Hiking around in the woods carries risks. But then again, walking to school carries risks. So does riding in a car, eating dinner or playing with a puppy. Heck, just being alive carries risks. No matter what you do, something unexpected could happen at any time. This is just a fact.
But you can be prepared. Now that does not mean you need to carry an extra bottle of water, GPS unit and emergency flares with you for just a walk around the block. Instead, think about the attitude you would need to have if and when something bad does happen. In every situation, attitude counts for more than you might think. Staying calm is easier said than done, but it’s necessary for survival. People do all sorts of dumb things when they panic. A positive mindset is also essential—you have to know you will be okay, realistically, no matter what happens. You can have the fanciest Swiss Army knife in the world and know everything about wilderness survival, but if you don’t stay calm and believe that you will be fine… well, you may not be.
Say you are in the woods with friends. It is summer. They walk ahead of you a few paces and disappear down a path. You try to catch up, but the trail splits and you take the wrong one. After what seems like an hour later (but was probably just a few minutes), you realize you are lost. Oh, and the sun is going down and the temperature is dropping. Not good.
What do you do? First, don’t panic. Second, stay where you are. Third, find a shelter. This, of course, will depend on what (if anything) you have with you to build one. It also depends on where you are. If you find yourself alone in, say, the Appalachian Mountains, maybe you can find a rock overhang to sleep under. If you are in coastal Florida—well, there are very few rocks there.
Whatever the case, there is a good chance you can build a trench shelter. To do this, dig out a shallow trench, large enough to lie down comfortably, but not much bigger or deeper. Keep in mind that because it gets cooler at night, you need to do whatever you can to retain body heat. Having dirt or snow piled up near your body will help insulate you naturally.
Next, pile leaves in the bottom of the trench, so that you have some padding to sleep on. This also helps retain body heat, since moisture in the ground cools off at night. Then, take sticks and branches to form a kind of roof—which is not much of a roof at all, of course, since it will ideally be right above your body when you sleep. If you have a garbage bag or tarp, go ahead and put that on top of the branches. Next, place bark, leaves, pine needles or whatever you can find that will “seal” the shelter’s roof. Remember, this is all about retaining body heat and staying dry.
This is only one of many shelters you can make. It is definitely not as comfortable as your bed at home, but in an emergency situation, it can make the difference between having a sort-of-bad night and a very, very bad night.

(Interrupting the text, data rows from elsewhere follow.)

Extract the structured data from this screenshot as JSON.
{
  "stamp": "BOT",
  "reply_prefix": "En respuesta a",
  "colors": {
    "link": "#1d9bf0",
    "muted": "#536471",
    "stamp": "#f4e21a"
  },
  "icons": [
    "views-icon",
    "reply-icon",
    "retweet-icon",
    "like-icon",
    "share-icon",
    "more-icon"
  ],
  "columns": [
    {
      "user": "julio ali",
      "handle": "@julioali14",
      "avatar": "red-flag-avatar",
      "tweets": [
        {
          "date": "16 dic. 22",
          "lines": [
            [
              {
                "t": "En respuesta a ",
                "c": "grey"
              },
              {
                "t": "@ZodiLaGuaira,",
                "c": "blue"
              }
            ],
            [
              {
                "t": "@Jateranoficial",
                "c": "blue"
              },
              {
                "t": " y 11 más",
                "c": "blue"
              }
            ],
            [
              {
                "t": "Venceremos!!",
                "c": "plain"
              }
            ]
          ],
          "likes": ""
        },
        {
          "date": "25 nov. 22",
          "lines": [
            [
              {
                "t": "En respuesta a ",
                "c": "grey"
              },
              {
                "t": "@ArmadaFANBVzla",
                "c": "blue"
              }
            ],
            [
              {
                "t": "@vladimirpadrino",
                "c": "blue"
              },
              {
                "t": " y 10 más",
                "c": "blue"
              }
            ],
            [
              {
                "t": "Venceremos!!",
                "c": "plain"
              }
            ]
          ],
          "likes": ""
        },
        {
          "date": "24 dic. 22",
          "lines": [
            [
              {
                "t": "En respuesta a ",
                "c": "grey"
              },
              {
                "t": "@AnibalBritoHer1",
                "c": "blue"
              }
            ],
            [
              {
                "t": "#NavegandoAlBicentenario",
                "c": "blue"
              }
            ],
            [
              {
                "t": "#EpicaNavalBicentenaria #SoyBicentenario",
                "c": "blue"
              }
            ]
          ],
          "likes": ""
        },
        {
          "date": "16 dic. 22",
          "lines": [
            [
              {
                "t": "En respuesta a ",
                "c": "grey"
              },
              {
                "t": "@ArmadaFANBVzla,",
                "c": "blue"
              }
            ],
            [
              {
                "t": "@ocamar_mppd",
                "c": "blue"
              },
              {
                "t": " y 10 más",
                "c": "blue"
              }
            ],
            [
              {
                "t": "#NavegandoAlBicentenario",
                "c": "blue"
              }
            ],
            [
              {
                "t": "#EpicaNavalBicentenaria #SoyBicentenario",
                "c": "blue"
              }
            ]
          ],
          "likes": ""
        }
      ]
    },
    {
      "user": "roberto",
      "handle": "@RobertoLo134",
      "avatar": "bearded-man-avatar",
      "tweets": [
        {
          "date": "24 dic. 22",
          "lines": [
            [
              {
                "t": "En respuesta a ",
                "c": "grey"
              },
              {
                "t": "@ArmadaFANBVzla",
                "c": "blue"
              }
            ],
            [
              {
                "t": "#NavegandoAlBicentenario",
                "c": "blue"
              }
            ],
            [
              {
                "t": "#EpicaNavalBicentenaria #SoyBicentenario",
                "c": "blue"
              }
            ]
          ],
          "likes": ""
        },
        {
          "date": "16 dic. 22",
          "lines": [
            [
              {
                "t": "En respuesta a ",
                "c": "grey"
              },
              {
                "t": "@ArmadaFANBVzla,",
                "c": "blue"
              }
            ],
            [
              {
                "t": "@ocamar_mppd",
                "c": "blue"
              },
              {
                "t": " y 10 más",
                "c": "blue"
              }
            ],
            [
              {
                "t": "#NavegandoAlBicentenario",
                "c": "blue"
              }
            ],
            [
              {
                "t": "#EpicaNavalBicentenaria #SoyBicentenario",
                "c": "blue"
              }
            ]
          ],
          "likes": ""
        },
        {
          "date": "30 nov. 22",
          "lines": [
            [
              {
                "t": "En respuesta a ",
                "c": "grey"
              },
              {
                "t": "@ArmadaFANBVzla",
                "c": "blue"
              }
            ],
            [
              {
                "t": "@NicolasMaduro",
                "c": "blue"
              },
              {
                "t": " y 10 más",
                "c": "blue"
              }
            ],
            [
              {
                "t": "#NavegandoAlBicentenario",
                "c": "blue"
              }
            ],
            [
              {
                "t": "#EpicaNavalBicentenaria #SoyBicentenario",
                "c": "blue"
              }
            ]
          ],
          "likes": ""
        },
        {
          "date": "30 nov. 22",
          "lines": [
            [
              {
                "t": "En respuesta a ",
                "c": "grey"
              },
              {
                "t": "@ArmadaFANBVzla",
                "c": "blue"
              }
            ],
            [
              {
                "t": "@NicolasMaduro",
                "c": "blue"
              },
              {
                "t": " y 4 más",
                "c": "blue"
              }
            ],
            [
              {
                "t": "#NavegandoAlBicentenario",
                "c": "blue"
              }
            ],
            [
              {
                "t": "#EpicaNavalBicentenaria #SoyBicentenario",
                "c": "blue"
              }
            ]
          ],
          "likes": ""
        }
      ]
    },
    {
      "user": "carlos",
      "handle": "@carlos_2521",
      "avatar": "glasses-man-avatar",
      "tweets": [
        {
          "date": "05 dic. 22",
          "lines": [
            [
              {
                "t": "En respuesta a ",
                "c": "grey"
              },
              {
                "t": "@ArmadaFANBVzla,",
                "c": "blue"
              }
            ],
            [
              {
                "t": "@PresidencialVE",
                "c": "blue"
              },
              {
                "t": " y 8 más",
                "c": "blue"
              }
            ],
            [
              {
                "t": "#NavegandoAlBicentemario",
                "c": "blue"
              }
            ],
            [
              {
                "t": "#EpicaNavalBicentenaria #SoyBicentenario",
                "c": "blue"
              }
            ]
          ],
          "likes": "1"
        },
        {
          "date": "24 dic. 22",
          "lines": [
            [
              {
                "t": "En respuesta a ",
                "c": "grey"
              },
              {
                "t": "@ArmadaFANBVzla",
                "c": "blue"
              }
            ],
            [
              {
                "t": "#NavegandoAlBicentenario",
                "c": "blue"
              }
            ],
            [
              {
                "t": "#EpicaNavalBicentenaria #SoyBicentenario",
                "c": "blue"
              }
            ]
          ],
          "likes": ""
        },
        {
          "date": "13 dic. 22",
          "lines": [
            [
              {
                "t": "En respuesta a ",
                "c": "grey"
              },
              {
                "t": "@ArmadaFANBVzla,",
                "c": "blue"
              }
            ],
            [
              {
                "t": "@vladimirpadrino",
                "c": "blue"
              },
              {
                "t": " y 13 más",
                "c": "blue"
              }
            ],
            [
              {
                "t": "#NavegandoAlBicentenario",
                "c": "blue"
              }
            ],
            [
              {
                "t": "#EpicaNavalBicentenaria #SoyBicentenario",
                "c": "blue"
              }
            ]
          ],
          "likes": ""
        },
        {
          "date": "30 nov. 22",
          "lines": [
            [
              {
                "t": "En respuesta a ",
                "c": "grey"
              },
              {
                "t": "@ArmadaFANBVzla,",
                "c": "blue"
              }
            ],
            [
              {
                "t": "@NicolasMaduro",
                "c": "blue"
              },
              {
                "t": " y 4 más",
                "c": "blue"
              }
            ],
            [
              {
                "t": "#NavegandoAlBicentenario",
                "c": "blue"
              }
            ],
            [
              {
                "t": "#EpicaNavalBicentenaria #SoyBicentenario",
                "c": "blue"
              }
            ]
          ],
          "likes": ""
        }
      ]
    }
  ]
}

So you have your bed. What about a fire? Fires are great in some cases—they can keep away bugs and animals, not to mention keeping you warm. They can also burn you or get out of control. Be very careful.
Find a good place to make a fire. Choose a spot that is not too windy (like the top of a hill), preferably next to a large rock or boulder. This will help keep the wind down, and the heat reflecting off the boulder will keep you warmer for longer. If you cannot find a spot like that, dig a small hole or place rocks in a circle—either of these will help keep the fire from blowing out, and will retain heat longer.
Another big part of preparing the fire is clearing off an area to build it. Clear off a 10- or 12-foot-wide circle.
You’ll need to collect wood, but don’t just go for big logs. You need to start small. Find pine needles or leaves—dry stuff that will burn very easily. If you have paper or newspaper, great. Next you’ll need dry kindling, another name for very small pieces of wood (such as tiny branches) that will catch fire very easily. Then, you’ll want larger branches and so on, going up in size to logs.
Do not pile these all together at first, though. Fires need fuel, and, despite what you might think from blowing out birthday candles, air is very good fuel. If you pile everything up at once, not enough air will get between the pieces of wood.
Place the pine needles or paper in a small pile with enough air flow so that the fire can spread. Assuming you have something to light the fire with, go ahead and start it—slowly. Gradually add larger pieces, placing them on the fire in a teepee pattern or a loose pile. If the fire dies down a little, try blowing on it from below.
You’ll need to put the fire out before you go to sleep. When doing this, make sure to stomp out all the coals and spread out the remaining bits of firewood on the ground (in the area you cleared, that is—you don’t want burning wood on top of anything dry). Remember, even charcoal can be reignited without much effort… many forest fires have been started this way.
These are just a couple tips to keep in mind if you’re unfortunate enough to get stranded in the woods for a night. There are literally hundreds of books written about shelter construction and fire building, and this article here barely scratches the surface. Just remember the most important tool you have in this situation is your mind. Stay calm, stay rational, believe that you can get through this and be okay…and you will be.